The Sneak: The Sneakcratic Dialogues
|Fernando de Sousa, Wikimedia Commons|
One of the most famous portions of Plato's Republic is the Allegory of the Cave, a purported dialogue between master logician Socrates and Plato's dim but affable older brother, Glaucon. The gist is this: What if a bunch of people are chained together in a cave for their entire lives and never see anything outside the cave? What if, in fact, the only thing they have ever seen are the shadows cast by objects passing in front of a fire and projected onto the far wall of the cave?
You can't blame them for thinking that what they are experiencing is the sum total of reality because this is the only thing they have ever known. They are at once completely rational in their beliefs -- and totally, completely wrong. They are Uwe Boll's Casablanca wrong. They are duck-confit sliders wrong.
In philosophy class I learned that this story was some sort of extended analogy about how philosophers can see beyond perceived reality to some kind of larger truth. What total BS. A bunch of people sitting in a dark cave while a shadow-play is projected from behind them up onto a larger wall?
I know a movie theater when I see it.
|The original Sneak.|
Forget the obvious parallels of the cave and the theater and instead look to the lone philosopher/sneak (philosneaker?) who breaks free of the cruel and arbitrary bonds that prevent her from knowing the true joy of existence. Once she's tasted freedom, she returns to the confines of the cave to liberate the shackled sensibilities of the hungry, timid audience to expand their enjoyment of Shadows: The Movie.
A lot of people don't realize, probably because it is an outrageous lie, that there are extant drafts of The Republic that show a pattern of significant changes to the dialogues themselves. The later drafts show an increased concern with emphasizing the total awesomeness of being a philosopher, including one passage mercifully excised from the final draft in which Plato is mildly humiliated at a resort dance and Hermes comes down from Olympus to declare that, "None shall put him in the corner."
It's believed that the earlier drafts were very close to being transcripts of actual conversations between Socrates and his students. These earlier fragments are not generally translated into modern vernacular because they hold little interest for anyone who does not want to read them in the original Latin. This is a disservice, as the earlier drafts show intriguing spelling variations and a much clearer picture of the master's actual intent.
|Sneakrates would regret sneaking the hemlock.|
Zacon: So, how would you smuggle a sheet cake into a movie?
Sneakrates: A whole one? Aluminum foil lined with wax paper, sheet cake nestled on its side in a courier bag. Possibly a large Tupperware.
Zacon: But what if the sheet cake is of a fragile consistency?
Sneakrates: Poor thing to sneak.

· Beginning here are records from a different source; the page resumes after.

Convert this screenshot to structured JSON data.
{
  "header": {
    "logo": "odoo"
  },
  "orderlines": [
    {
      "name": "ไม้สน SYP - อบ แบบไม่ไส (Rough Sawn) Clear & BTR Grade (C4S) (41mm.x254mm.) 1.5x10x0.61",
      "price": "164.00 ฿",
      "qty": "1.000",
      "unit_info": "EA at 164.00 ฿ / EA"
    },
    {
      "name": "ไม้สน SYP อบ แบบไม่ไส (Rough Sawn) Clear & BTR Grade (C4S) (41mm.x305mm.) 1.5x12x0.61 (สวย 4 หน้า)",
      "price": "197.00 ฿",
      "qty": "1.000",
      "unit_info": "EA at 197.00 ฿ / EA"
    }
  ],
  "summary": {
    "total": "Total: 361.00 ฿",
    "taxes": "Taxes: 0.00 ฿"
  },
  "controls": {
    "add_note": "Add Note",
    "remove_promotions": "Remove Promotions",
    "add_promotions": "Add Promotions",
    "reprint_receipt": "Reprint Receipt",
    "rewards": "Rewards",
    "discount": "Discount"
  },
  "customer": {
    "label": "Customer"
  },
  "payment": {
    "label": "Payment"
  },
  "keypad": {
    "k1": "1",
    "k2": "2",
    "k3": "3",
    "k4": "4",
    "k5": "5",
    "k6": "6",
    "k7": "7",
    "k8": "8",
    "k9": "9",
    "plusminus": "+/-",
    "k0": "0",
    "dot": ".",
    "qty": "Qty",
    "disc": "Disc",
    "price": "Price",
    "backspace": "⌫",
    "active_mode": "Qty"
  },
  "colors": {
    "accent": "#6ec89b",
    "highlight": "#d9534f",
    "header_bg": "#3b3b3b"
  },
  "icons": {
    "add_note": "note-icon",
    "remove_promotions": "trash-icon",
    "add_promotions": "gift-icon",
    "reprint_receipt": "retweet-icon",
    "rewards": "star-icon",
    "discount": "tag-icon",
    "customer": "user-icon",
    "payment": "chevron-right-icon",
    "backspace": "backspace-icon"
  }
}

I'd have to cut it into individual portions.
Sneakrates: If it must be taken in complete, I'd enlist the aid of an elderly accomplice.
Zacon: Put it on the walker?
Zacon: Hmmm...what if it was frozen before hand to increase its rigidity and was placed (after being properly wrapped) in a man's briefcase?
Sneakrates: But how would you eat it? Also, icing doesn't freeze well.
Zacon: The case would be opened in the middle seat and dispensed to fellow partiers. Pesky icing.
Sneakrates: You could ice it in the movie. But that would be fairly lame.
Sneakrates: I think individual portions may be the best way to go. Or cupcakes, in a box with dividers.
Zacon: That is most true.